**Record excerpts:**
········

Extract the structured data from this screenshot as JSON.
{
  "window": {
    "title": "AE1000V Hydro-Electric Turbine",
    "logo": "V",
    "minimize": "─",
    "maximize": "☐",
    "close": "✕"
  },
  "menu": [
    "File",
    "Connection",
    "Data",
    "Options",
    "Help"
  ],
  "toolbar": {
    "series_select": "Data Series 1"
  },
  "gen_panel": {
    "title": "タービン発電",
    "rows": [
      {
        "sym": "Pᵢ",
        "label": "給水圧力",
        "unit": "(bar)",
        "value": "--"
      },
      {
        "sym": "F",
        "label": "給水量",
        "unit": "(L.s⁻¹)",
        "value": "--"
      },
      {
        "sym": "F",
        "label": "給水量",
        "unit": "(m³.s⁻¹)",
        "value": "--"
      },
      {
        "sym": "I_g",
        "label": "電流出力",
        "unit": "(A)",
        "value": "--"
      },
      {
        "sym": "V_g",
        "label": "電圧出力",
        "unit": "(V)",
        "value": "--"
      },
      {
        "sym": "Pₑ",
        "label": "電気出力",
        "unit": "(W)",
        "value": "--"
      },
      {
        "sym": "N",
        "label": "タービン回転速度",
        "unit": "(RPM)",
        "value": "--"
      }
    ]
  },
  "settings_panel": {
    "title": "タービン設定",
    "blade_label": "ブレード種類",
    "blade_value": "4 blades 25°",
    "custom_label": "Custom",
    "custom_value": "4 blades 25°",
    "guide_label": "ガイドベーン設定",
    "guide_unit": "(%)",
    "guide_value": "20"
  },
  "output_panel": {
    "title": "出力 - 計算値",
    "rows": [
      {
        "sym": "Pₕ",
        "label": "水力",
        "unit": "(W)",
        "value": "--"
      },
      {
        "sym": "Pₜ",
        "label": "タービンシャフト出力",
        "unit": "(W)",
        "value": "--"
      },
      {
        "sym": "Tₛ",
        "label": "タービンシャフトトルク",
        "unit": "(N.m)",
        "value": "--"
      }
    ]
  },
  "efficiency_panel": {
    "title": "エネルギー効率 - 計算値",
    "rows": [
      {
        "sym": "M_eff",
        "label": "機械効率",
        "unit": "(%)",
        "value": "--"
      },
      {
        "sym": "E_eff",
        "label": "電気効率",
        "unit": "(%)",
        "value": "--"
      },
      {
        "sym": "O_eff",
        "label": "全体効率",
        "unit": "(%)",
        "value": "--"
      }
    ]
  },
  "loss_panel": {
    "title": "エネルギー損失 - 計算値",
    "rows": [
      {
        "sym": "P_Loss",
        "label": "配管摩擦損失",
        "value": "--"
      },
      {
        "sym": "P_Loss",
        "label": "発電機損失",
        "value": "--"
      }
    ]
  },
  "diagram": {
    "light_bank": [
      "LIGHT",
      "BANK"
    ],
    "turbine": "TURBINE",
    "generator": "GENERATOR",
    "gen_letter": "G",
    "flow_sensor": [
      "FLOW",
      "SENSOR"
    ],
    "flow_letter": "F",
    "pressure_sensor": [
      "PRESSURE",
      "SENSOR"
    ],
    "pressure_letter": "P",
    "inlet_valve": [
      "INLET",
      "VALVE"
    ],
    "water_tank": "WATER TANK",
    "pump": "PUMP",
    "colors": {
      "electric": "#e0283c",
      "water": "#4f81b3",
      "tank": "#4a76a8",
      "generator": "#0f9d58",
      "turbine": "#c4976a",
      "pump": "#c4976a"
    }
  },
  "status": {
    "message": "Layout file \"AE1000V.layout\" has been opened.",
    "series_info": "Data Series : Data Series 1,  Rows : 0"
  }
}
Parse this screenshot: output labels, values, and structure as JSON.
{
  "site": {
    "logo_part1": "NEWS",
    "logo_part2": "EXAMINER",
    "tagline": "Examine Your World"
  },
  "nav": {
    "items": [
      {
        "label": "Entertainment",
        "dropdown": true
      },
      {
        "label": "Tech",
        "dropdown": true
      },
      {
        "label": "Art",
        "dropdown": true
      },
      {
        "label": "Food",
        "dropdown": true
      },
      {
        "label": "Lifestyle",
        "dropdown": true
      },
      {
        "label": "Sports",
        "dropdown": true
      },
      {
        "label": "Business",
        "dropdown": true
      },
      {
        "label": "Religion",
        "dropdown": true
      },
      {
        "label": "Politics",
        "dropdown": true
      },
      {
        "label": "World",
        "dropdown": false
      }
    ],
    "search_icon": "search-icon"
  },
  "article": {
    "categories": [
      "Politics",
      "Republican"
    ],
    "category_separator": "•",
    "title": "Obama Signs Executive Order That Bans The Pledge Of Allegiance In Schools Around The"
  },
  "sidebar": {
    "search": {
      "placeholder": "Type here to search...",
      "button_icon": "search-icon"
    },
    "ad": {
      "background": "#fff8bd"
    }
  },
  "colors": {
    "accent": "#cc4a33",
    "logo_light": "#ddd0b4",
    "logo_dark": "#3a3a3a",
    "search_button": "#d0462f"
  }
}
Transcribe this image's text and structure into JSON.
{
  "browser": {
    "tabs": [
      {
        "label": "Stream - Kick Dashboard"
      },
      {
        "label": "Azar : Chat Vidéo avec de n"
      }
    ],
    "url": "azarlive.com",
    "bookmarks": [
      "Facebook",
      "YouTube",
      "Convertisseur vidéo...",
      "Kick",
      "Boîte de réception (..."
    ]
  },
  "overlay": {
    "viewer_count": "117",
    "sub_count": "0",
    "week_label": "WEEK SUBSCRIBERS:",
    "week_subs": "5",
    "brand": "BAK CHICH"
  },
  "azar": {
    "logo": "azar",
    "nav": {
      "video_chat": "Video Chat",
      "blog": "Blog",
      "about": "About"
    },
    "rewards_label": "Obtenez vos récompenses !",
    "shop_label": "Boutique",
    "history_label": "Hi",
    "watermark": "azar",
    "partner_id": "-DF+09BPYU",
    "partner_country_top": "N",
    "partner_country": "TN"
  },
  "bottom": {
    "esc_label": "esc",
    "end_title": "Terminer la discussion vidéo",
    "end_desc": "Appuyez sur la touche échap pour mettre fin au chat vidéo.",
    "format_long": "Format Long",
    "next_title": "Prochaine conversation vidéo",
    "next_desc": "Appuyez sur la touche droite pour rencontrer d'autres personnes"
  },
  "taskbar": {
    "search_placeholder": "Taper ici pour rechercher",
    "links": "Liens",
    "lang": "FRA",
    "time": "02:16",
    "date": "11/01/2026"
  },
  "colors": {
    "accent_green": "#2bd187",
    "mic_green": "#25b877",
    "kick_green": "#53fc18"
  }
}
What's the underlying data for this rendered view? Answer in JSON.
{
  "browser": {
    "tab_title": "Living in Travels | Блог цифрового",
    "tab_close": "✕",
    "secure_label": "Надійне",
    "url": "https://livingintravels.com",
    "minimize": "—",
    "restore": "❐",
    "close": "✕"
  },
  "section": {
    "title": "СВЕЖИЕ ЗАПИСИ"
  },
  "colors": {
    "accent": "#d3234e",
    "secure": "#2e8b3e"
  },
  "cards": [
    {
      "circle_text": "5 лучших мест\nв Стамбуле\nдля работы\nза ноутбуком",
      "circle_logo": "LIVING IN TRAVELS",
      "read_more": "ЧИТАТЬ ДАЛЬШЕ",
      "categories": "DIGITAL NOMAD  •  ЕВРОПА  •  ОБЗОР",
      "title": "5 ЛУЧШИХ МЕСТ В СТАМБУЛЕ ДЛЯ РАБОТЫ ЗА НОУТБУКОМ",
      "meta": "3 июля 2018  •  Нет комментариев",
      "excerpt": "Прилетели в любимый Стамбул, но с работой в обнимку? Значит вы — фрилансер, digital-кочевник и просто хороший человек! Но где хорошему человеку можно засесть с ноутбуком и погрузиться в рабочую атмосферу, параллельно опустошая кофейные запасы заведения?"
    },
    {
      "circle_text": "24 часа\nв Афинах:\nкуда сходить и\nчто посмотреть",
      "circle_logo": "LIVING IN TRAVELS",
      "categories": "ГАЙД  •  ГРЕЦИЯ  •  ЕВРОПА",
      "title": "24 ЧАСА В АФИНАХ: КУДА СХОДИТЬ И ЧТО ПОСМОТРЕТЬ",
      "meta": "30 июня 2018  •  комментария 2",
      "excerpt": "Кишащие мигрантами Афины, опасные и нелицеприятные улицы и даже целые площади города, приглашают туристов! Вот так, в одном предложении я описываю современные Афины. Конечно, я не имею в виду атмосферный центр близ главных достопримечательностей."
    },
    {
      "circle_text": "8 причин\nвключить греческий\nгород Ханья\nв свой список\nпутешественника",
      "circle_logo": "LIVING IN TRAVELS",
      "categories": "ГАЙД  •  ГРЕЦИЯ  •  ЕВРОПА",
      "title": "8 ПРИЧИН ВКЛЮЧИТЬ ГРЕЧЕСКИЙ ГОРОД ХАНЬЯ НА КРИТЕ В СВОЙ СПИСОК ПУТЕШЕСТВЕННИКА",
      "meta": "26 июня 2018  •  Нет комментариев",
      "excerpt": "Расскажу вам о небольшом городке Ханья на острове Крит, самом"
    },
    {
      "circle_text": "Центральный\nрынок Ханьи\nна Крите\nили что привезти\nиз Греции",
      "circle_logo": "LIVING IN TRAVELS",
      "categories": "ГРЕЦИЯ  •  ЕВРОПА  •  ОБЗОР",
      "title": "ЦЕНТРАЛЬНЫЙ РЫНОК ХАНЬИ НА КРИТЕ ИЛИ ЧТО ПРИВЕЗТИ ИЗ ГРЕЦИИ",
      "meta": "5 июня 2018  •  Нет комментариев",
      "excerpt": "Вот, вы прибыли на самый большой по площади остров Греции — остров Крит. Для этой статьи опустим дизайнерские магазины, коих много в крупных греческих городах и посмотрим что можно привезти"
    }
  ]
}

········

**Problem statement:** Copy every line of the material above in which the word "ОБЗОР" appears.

**Answer for the task:**
      "categories": "DIGITAL NOMAD  •  ЕВРОПА  •  ОБЗОР",
      "categories": "ГРЕЦИЯ  •  ЕВРОПА  •  ОБЗОР",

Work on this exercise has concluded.